=== RECORDS PROVIDED ===
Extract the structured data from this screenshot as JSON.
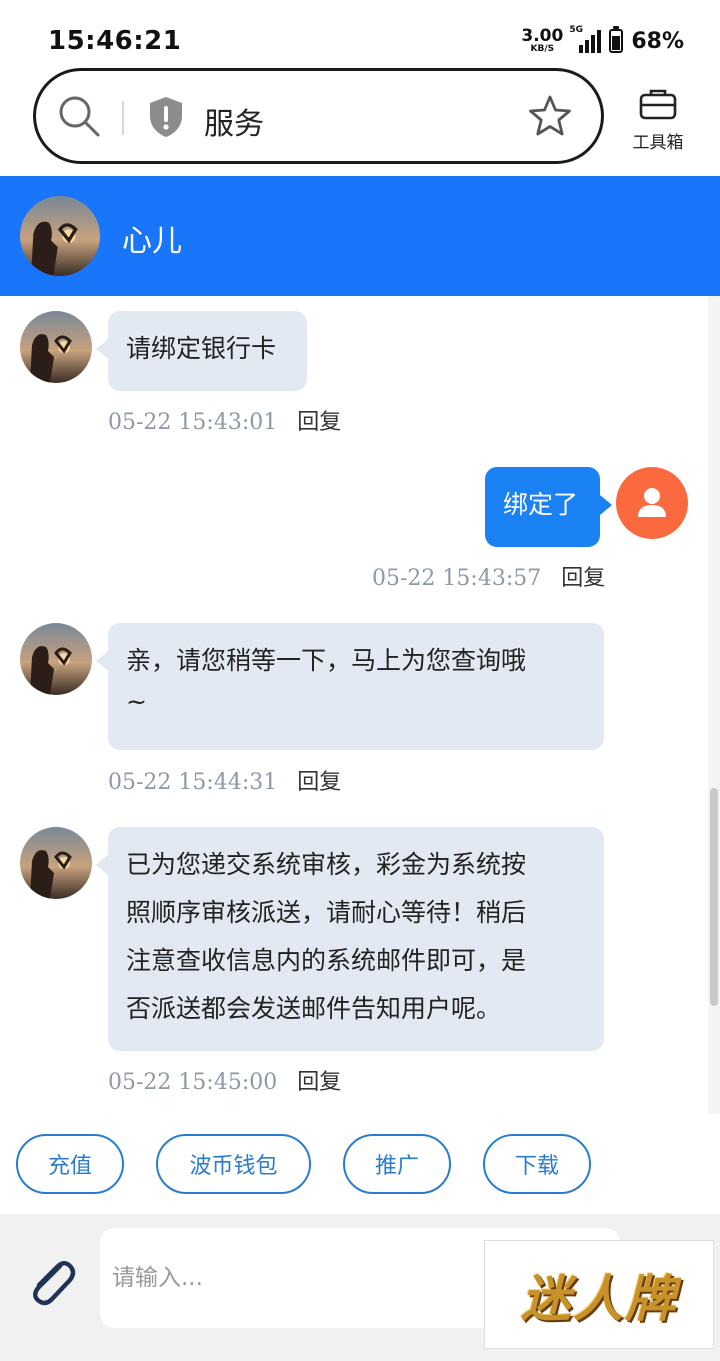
{
  "status_bar": {
    "time": "15:46:21",
    "net_speed_value": "3.00",
    "net_speed_unit": "KB/S",
    "network_type": "5G",
    "battery_percent": "68%",
    "battery_level": 0.68
  },
  "address_bar": {
    "title": "服务",
    "toolbox_label": "工具箱"
  },
  "chat_header": {
    "contact_name": "心儿"
  },
  "messages": [
    {
      "side": "left",
      "text": "请绑定银行卡",
      "time": "05-22 15:43:01",
      "reply": "回复"
    },
    {
      "side": "right",
      "text": "绑定了",
      "time": "05-22 15:43:57",
      "reply": "回复"
    },
    {
      "side": "left",
      "text": "亲，请您稍等一下，马上为您查询哦~",
      "line1": "亲，请您稍等一下，马上为您查询哦",
      "line2": "~",
      "time": "05-22 15:44:31",
      "reply": "回复"
    },
    {
      "side": "left",
      "line1": "已为您递交系统审核，彩金为系统按",
      "line2": "照顺序审核派送，请耐心等待！稍后",
      "line3": "注意查收信息内的系统邮件即可，是",
      "line4": "否派送都会发送邮件告知用户呢。",
      "time": "05-22 15:45:00",
      "reply": "回复"
    }
  ],
  "quick_actions": [
    "充值",
    "波币钱包",
    "推广",
    "下载"
  ],
  "input_bar": {
    "placeholder": "请输入..."
  },
  "watermark": "迷人牌",
  "colors": {
    "header_blue": "#1976fb",
    "outgoing_bubble": "#1a82f5",
    "incoming_bubble": "#e3e9f3",
    "user_avatar": "#fb6a3e",
    "quick_action_border": "#2a7ccd"
  }
}
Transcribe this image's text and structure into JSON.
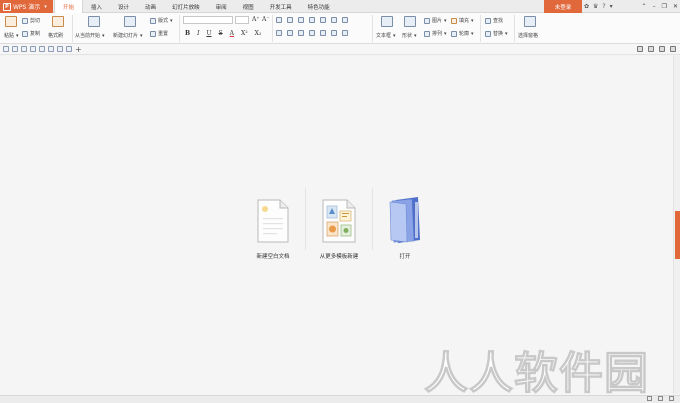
{
  "app": {
    "name": "WPS 演示",
    "logo_letter": "P"
  },
  "tabs": [
    {
      "label": "开始",
      "active": true
    },
    {
      "label": "插入"
    },
    {
      "label": "设计"
    },
    {
      "label": "动画"
    },
    {
      "label": "幻灯片放映"
    },
    {
      "label": "审阅"
    },
    {
      "label": "视图"
    },
    {
      "label": "开发工具"
    },
    {
      "label": "特色功能"
    }
  ],
  "header": {
    "login_label": "未登录"
  },
  "ribbon": {
    "paste": "粘贴",
    "cut": "剪切",
    "copy": "复制",
    "format_painter": "格式刷",
    "from_current": "从当前开始",
    "new_slide": "新建幻灯片",
    "layout": "版式",
    "reset": "重置",
    "bold": "B",
    "italic": "I",
    "underline": "U",
    "strike": "S",
    "font_color": "A",
    "superscript": "X²",
    "subscript": "X₂",
    "grow_font": "A⁺",
    "shrink_font": "A⁻",
    "textbox": "文本框",
    "shape": "形状",
    "picture": "图片",
    "fill": "填充",
    "arrange": "排列",
    "outline": "轮廓",
    "find": "查找",
    "replace": "替换",
    "select_pane": "选择窗格"
  },
  "start_page": {
    "items": [
      {
        "label": "新建空白文档"
      },
      {
        "label": "从更多模板新建"
      },
      {
        "label": "打开"
      }
    ]
  },
  "watermark": {
    "text": [
      "人",
      "人",
      "软",
      "件",
      "园"
    ]
  },
  "colors": {
    "accent": "#e0683a",
    "folder_blue": "#6b87d8"
  }
}
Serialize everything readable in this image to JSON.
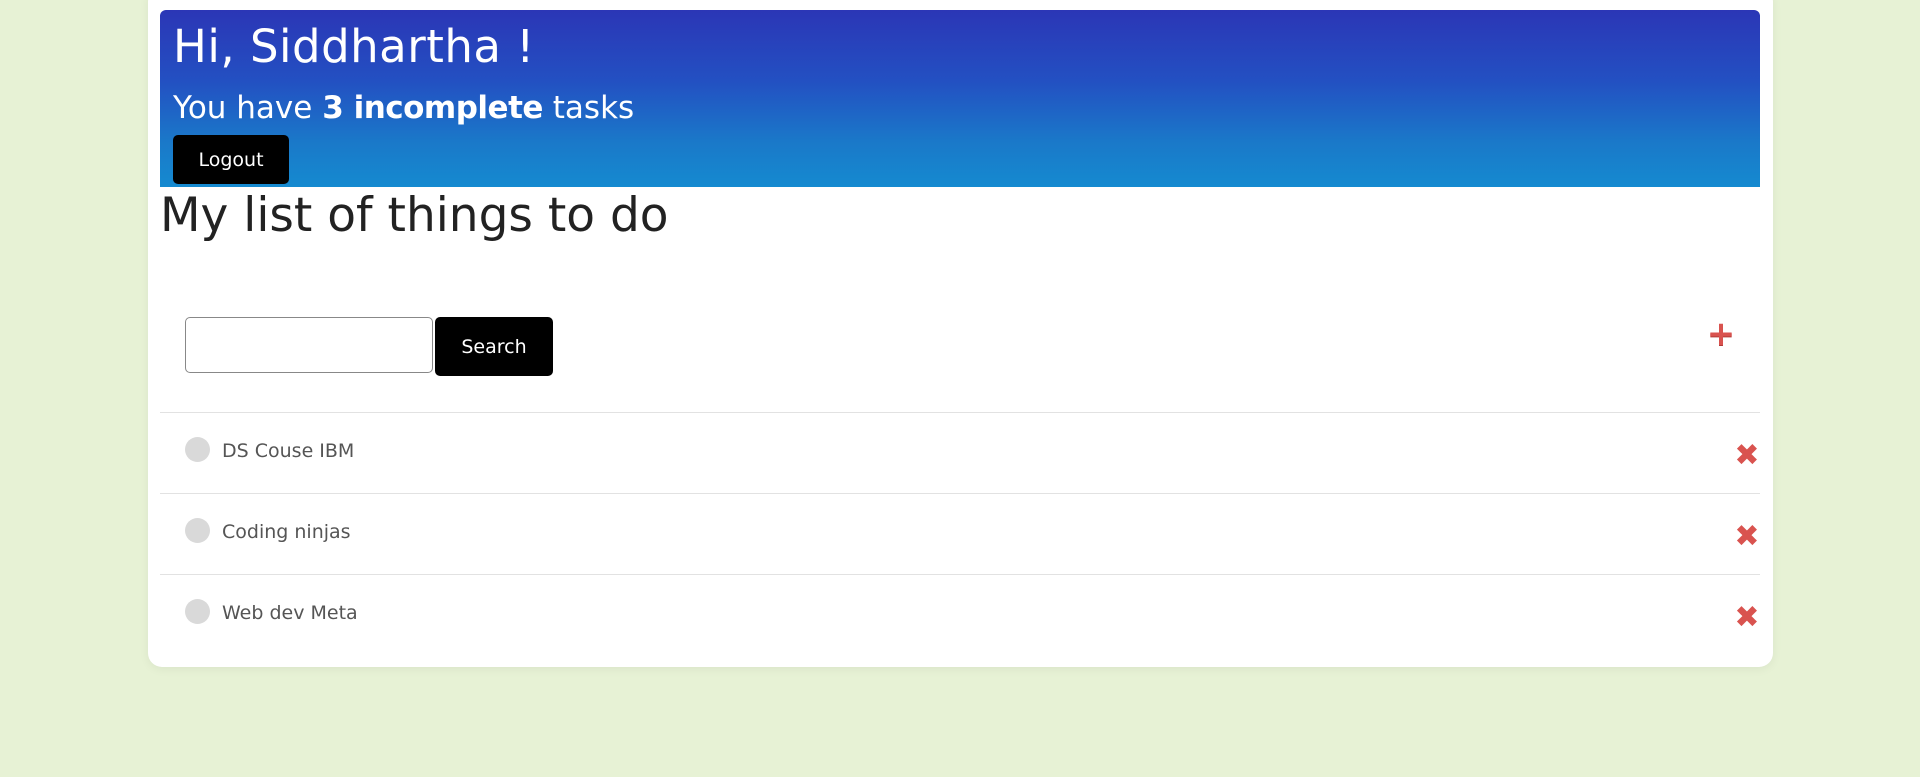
{
  "header": {
    "greeting": "Hi, Siddhartha !",
    "summary_prefix": "You have ",
    "summary_count": "3 incomplete",
    "summary_suffix": " tasks",
    "logout_label": "Logout"
  },
  "list": {
    "title": "My list of things to do"
  },
  "search": {
    "value": "",
    "placeholder": "",
    "button_label": "Search"
  },
  "add": {
    "icon": "plus-icon",
    "glyph": "+"
  },
  "tasks": [
    {
      "label": "DS Couse IBM",
      "completed": false,
      "delete_glyph": "✖"
    },
    {
      "label": "Coding ninjas",
      "completed": false,
      "delete_glyph": "✖"
    },
    {
      "label": "Web dev Meta",
      "completed": false,
      "delete_glyph": "✖"
    }
  ],
  "colors": {
    "page_background": "#e7f2d5",
    "header_gradient_top": "#2b36b6",
    "header_gradient_bottom": "#158ad0",
    "button_background": "#000000",
    "accent_red": "#d9534f",
    "checkbox_gray": "#d9d9d9"
  }
}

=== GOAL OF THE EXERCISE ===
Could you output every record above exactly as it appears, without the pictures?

=== COMPLETED TASK ===
Extract the structured data from this screenshot as JSON.
{
  "status_bar": {
    "time": "15:46:21",
    "net_speed_value": "3.00",
    "net_speed_unit": "KB/S",
    "network_type": "5G",
    "battery_percent": "68%",
    "battery_level": 0.68
  },
  "address_bar": {
    "title": "服务",
    "toolbox_label": "工具箱"
  },
  "chat_header": {
    "contact_name": "心儿"
  },
  "messages": [
    {
      "side": "left",
      "text": "请绑定银行卡",
      "time": "05-22 15:43:01",
      "reply": "回复"
    },
    {
      "side": "right",
      "text": "绑定了",
      "time": "05-22 15:43:57",
      "reply": "回复"
    },
    {
      "side": "left",
      "text": "亲，请您稍等一下，马上为您查询哦~",
      "line1": "亲，请您稍等一下，马上为您查询哦",
      "line2": "~",
      "time": "05-22 15:44:31",
      "reply": "回复"
    },
    {
      "side": "left",
      "line1": "已为您递交系统审核，彩金为系统按",
      "line2": "照顺序审核派送，请耐心等待！稍后",
      "line3": "注意查收信息内的系统邮件即可，是",
      "line4": "否派送都会发送邮件告知用户呢。",
      "time": "05-22 15:45:00",
      "reply": "回复"
    }
  ],
  "quick_actions": [
    "充值",
    "波币钱包",
    "推广",
    "下载"
  ],
  "input_bar": {
    "placeholder": "请输入..."
  },
  "watermark": "迷人牌",
  "colors": {
    "header_blue": "#1976fb",
    "outgoing_bubble": "#1a82f5",
    "incoming_bubble": "#e3e9f3",
    "user_avatar": "#fb6a3e",
    "quick_action_border": "#2a7ccd"
  }
}
Transcribe this image's text and structure into JSON.
{
  "app": {
    "name": "WPS 演示",
    "logo_letter": "P"
  },
  "tabs": [
    {
      "label": "开始",
      "active": true
    },
    {
      "label": "插入"
    },
    {
      "label": "设计"
    },
    {
      "label": "动画"
    },
    {
      "label": "幻灯片放映"
    },
    {
      "label": "审阅"
    },
    {
      "label": "视图"
    },
    {
      "label": "开发工具"
    },
    {
      "label": "特色功能"
    }
  ],
  "header": {
    "login_label": "未登录"
  },
  "ribbon": {
    "paste": "粘贴",
    "cut": "剪切",
    "copy": "复制",
    "format_painter": "格式刷",
    "from_current": "从当前开始",
    "new_slide": "新建幻灯片",
    "layout": "版式",
    "reset": "重置",
    "bold": "B",
    "italic": "I",
    "underline": "U",
    "strike": "S",
    "font_color": "A",
    "superscript": "X²",
    "subscript": "X₂",
    "grow_font": "A⁺",
    "shrink_font": "A⁻",
    "textbox": "文本框",
    "shape": "形状",
    "picture": "图片",
    "fill": "填充",
    "arrange": "排列",
    "outline": "轮廓",
    "find": "查找",
    "replace": "替换",
    "select_pane": "选择窗格"
  },
  "start_page": {
    "items": [
      {
        "label": "新建空白文档"
      },
      {
        "label": "从更多模板新建"
      },
      {
        "label": "打开"
      }
    ]
  },
  "watermark": {
    "text": [
      "人",
      "人",
      "软",
      "件",
      "园"
    ]
  },
  "colors": {
    "accent": "#e0683a",
    "folder_blue": "#6b87d8"
  }
}
Serialize everything readable in this image to JSON.
{
  "header": {
    "greeting": "Hi, Siddhartha !",
    "summary_prefix": "You have ",
    "summary_count": "3 incomplete",
    "summary_suffix": " tasks",
    "logout_label": "Logout"
  },
  "list": {
    "title": "My list of things to do"
  },
  "search": {
    "value": "",
    "placeholder": "",
    "button_label": "Search"
  },
  "add": {
    "icon": "plus-icon",
    "glyph": "+"
  },
  "tasks": [
    {
      "label": "DS Couse IBM",
      "completed": false,
      "delete_glyph": "✖"
    },
    {
      "label": "Coding ninjas",
      "completed": false,
      "delete_glyph": "✖"
    },
    {
      "label": "Web dev Meta",
      "completed": false,
      "delete_glyph": "✖"
    }
  ],
  "colors": {
    "page_background": "#e7f2d5",
    "header_gradient_top": "#2b36b6",
    "header_gradient_bottom": "#158ad0",
    "button_background": "#000000",
    "accent_red": "#d9534f",
    "checkbox_gray": "#d9d9d9"
  }
}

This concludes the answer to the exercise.